Content starts

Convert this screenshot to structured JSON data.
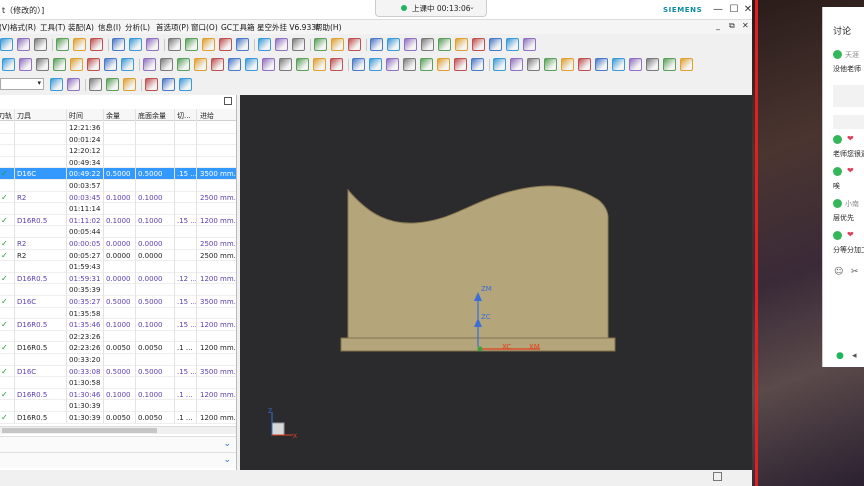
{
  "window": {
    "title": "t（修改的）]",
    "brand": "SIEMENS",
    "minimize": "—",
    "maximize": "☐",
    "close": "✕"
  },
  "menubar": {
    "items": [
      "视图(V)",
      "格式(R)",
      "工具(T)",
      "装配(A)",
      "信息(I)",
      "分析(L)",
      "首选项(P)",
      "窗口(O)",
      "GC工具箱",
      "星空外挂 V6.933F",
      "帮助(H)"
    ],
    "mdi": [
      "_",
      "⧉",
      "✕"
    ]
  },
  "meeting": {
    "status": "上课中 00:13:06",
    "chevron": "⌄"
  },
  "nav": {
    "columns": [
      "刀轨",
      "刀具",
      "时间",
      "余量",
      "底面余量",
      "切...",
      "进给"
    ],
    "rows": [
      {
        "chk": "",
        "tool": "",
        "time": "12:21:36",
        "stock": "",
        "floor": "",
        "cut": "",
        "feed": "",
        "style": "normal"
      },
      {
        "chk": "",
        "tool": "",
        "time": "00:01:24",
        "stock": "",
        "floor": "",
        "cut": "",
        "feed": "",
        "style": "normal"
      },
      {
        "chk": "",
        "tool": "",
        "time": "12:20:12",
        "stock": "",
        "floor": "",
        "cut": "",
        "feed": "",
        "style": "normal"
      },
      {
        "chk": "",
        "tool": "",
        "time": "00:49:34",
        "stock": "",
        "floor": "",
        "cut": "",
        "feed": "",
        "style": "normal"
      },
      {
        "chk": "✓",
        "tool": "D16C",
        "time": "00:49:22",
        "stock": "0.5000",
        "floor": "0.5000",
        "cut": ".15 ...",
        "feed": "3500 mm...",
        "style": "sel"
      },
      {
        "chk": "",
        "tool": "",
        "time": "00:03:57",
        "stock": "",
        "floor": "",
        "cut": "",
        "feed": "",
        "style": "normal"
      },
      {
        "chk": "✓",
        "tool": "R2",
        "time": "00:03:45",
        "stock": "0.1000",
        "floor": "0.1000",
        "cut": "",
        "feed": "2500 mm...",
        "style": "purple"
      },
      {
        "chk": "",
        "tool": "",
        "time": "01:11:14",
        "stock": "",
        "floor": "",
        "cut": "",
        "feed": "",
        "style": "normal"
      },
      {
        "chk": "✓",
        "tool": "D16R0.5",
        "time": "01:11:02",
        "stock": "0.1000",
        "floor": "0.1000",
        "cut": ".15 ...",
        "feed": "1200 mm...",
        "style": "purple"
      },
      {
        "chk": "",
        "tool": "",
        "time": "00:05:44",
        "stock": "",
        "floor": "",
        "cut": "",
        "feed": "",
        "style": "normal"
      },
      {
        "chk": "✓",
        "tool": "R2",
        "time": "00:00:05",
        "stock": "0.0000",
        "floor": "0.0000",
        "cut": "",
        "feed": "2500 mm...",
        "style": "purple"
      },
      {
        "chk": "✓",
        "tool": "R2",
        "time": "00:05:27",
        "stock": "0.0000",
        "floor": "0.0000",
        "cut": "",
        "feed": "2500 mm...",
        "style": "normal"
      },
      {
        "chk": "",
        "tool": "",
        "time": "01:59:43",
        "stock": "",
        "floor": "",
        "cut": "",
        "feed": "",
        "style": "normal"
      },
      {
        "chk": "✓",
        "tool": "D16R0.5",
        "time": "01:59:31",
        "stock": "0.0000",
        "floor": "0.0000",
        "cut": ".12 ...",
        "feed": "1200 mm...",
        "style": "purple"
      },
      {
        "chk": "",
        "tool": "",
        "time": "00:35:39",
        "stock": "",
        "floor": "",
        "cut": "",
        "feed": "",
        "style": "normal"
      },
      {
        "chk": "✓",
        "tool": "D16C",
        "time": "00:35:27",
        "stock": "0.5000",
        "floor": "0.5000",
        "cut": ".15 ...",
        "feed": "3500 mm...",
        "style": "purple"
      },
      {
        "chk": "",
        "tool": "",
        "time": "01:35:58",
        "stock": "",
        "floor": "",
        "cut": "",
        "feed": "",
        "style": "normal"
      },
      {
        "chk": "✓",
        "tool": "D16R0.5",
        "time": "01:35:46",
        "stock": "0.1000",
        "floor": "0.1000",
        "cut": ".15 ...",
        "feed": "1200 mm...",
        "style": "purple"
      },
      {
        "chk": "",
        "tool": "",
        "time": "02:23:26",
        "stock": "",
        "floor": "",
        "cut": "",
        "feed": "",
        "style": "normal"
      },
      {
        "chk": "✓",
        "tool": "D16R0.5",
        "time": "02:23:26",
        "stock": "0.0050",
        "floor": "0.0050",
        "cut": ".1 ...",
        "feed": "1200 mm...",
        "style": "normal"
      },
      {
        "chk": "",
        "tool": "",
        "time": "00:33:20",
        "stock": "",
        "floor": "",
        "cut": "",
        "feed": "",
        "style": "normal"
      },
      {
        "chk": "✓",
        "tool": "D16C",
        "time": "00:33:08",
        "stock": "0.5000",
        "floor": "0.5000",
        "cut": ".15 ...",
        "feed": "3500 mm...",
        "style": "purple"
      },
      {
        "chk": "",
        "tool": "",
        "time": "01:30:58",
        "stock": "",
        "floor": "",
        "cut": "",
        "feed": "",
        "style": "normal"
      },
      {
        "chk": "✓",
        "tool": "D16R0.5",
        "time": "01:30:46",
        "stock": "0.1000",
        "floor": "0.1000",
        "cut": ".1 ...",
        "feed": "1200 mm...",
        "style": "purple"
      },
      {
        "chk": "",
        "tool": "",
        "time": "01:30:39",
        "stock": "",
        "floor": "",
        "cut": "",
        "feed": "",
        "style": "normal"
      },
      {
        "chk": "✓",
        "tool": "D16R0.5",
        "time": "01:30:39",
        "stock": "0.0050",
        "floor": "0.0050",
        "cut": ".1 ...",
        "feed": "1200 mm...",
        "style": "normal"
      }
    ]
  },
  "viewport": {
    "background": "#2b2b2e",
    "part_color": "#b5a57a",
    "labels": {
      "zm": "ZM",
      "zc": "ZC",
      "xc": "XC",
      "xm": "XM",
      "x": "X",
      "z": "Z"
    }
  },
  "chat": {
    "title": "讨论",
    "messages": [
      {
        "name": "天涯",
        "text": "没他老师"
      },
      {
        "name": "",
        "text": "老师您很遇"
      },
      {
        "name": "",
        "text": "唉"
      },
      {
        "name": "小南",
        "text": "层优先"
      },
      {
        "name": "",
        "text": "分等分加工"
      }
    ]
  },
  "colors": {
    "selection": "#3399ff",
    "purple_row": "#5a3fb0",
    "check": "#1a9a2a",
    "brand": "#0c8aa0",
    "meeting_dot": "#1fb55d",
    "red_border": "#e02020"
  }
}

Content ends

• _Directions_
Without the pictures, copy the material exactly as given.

• _Result of the task_
Convert this screenshot to structured JSON data.
{
  "window": {
    "title": "t（修改的）]",
    "brand": "SIEMENS",
    "minimize": "—",
    "maximize": "☐",
    "close": "✕"
  },
  "menubar": {
    "items": [
      "视图(V)",
      "格式(R)",
      "工具(T)",
      "装配(A)",
      "信息(I)",
      "分析(L)",
      "首选项(P)",
      "窗口(O)",
      "GC工具箱",
      "星空外挂 V6.933F",
      "帮助(H)"
    ],
    "mdi": [
      "_",
      "⧉",
      "✕"
    ]
  },
  "meeting": {
    "status": "上课中 00:13:06",
    "chevron": "⌄"
  },
  "nav": {
    "columns": [
      "刀轨",
      "刀具",
      "时间",
      "余量",
      "底面余量",
      "切...",
      "进给"
    ],
    "rows": [
      {
        "chk": "",
        "tool": "",
        "time": "12:21:36",
        "stock": "",
        "floor": "",
        "cut": "",
        "feed": "",
        "style": "normal"
      },
      {
        "chk": "",
        "tool": "",
        "time": "00:01:24",
        "stock": "",
        "floor": "",
        "cut": "",
        "feed": "",
        "style": "normal"
      },
      {
        "chk": "",
        "tool": "",
        "time": "12:20:12",
        "stock": "",
        "floor": "",
        "cut": "",
        "feed": "",
        "style": "normal"
      },
      {
        "chk": "",
        "tool": "",
        "time": "00:49:34",
        "stock": "",
        "floor": "",
        "cut": "",
        "feed": "",
        "style": "normal"
      },
      {
        "chk": "✓",
        "tool": "D16C",
        "time": "00:49:22",
        "stock": "0.5000",
        "floor": "0.5000",
        "cut": ".15 ...",
        "feed": "3500 mm...",
        "style": "sel"
      },
      {
        "chk": "",
        "tool": "",
        "time": "00:03:57",
        "stock": "",
        "floor": "",
        "cut": "",
        "feed": "",
        "style": "normal"
      },
      {
        "chk": "✓",
        "tool": "R2",
        "time": "00:03:45",
        "stock": "0.1000",
        "floor": "0.1000",
        "cut": "",
        "feed": "2500 mm...",
        "style": "purple"
      },
      {
        "chk": "",
        "tool": "",
        "time": "01:11:14",
        "stock": "",
        "floor": "",
        "cut": "",
        "feed": "",
        "style": "normal"
      },
      {
        "chk": "✓",
        "tool": "D16R0.5",
        "time": "01:11:02",
        "stock": "0.1000",
        "floor": "0.1000",
        "cut": ".15 ...",
        "feed": "1200 mm...",
        "style": "purple"
      },
      {
        "chk": "",
        "tool": "",
        "time": "00:05:44",
        "stock": "",
        "floor": "",
        "cut": "",
        "feed": "",
        "style": "normal"
      },
      {
        "chk": "✓",
        "tool": "R2",
        "time": "00:00:05",
        "stock": "0.0000",
        "floor": "0.0000",
        "cut": "",
        "feed": "2500 mm...",
        "style": "purple"
      },
      {
        "chk": "✓",
        "tool": "R2",
        "time": "00:05:27",
        "stock": "0.0000",
        "floor": "0.0000",
        "cut": "",
        "feed": "2500 mm...",
        "style": "normal"
      },
      {
        "chk": "",
        "tool": "",
        "time": "01:59:43",
        "stock": "",
        "floor": "",
        "cut": "",
        "feed": "",
        "style": "normal"
      },
      {
        "chk": "✓",
        "tool": "D16R0.5",
        "time": "01:59:31",
        "stock": "0.0000",
        "floor": "0.0000",
        "cut": ".12 ...",
        "feed": "1200 mm...",
        "style": "purple"
      },
      {
        "chk": "",
        "tool": "",
        "time": "00:35:39",
        "stock": "",
        "floor": "",
        "cut": "",
        "feed": "",
        "style": "normal"
      },
      {
        "chk": "✓",
        "tool": "D16C",
        "time": "00:35:27",
        "stock": "0.5000",
        "floor": "0.5000",
        "cut": ".15 ...",
        "feed": "3500 mm...",
        "style": "purple"
      },
      {
        "chk": "",
        "tool": "",
        "time": "01:35:58",
        "stock": "",
        "floor": "",
        "cut": "",
        "feed": "",
        "style": "normal"
      },
      {
        "chk": "✓",
        "tool": "D16R0.5",
        "time": "01:35:46",
        "stock": "0.1000",
        "floor": "0.1000",
        "cut": ".15 ...",
        "feed": "1200 mm...",
        "style": "purple"
      },
      {
        "chk": "",
        "tool": "",
        "time": "02:23:26",
        "stock": "",
        "floor": "",
        "cut": "",
        "feed": "",
        "style": "normal"
      },
      {
        "chk": "✓",
        "tool": "D16R0.5",
        "time": "02:23:26",
        "stock": "0.0050",
        "floor": "0.0050",
        "cut": ".1 ...",
        "feed": "1200 mm...",
        "style": "normal"
      },
      {
        "chk": "",
        "tool": "",
        "time": "00:33:20",
        "stock": "",
        "floor": "",
        "cut": "",
        "feed": "",
        "style": "normal"
      },
      {
        "chk": "✓",
        "tool": "D16C",
        "time": "00:33:08",
        "stock": "0.5000",
        "floor": "0.5000",
        "cut": ".15 ...",
        "feed": "3500 mm...",
        "style": "purple"
      },
      {
        "chk": "",
        "tool": "",
        "time": "01:30:58",
        "stock": "",
        "floor": "",
        "cut": "",
        "feed": "",
        "style": "normal"
      },
      {
        "chk": "✓",
        "tool": "D16R0.5",
        "time": "01:30:46",
        "stock": "0.1000",
        "floor": "0.1000",
        "cut": ".1 ...",
        "feed": "1200 mm...",
        "style": "purple"
      },
      {
        "chk": "",
        "tool": "",
        "time": "01:30:39",
        "stock": "",
        "floor": "",
        "cut": "",
        "feed": "",
        "style": "normal"
      },
      {
        "chk": "✓",
        "tool": "D16R0.5",
        "time": "01:30:39",
        "stock": "0.0050",
        "floor": "0.0050",
        "cut": ".1 ...",
        "feed": "1200 mm...",
        "style": "normal"
      }
    ]
  },
  "viewport": {
    "background": "#2b2b2e",
    "part_color": "#b5a57a",
    "labels": {
      "zm": "ZM",
      "zc": "ZC",
      "xc": "XC",
      "xm": "XM",
      "x": "X",
      "z": "Z"
    }
  },
  "chat": {
    "title": "讨论",
    "messages": [
      {
        "name": "天涯",
        "text": "没他老师"
      },
      {
        "name": "",
        "text": "老师您很遇"
      },
      {
        "name": "",
        "text": "唉"
      },
      {
        "name": "小南",
        "text": "层优先"
      },
      {
        "name": "",
        "text": "分等分加工"
      }
    ]
  },
  "colors": {
    "selection": "#3399ff",
    "purple_row": "#5a3fb0",
    "check": "#1a9a2a",
    "brand": "#0c8aa0",
    "meeting_dot": "#1fb55d",
    "red_border": "#e02020"
  }
}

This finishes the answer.